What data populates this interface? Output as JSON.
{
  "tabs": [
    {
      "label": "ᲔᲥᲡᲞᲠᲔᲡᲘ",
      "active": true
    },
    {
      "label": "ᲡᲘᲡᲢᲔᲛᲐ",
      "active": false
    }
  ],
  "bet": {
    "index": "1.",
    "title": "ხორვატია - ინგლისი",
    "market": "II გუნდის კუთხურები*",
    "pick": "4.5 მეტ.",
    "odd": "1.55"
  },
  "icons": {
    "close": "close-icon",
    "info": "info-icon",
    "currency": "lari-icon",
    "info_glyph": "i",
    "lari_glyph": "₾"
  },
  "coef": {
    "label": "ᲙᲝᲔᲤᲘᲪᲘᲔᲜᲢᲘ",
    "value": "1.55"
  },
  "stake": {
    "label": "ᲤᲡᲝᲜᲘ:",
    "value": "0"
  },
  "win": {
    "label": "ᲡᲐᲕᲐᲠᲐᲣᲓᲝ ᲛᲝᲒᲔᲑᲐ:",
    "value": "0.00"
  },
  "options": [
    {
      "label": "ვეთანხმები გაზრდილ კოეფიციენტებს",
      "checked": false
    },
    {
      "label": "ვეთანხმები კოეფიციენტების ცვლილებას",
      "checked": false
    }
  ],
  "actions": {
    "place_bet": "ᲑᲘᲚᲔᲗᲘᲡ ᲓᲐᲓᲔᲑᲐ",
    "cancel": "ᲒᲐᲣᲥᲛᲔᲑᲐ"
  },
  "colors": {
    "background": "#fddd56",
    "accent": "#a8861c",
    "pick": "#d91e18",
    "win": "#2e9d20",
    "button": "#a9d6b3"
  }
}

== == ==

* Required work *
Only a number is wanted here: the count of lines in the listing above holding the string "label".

* Exercise response *
7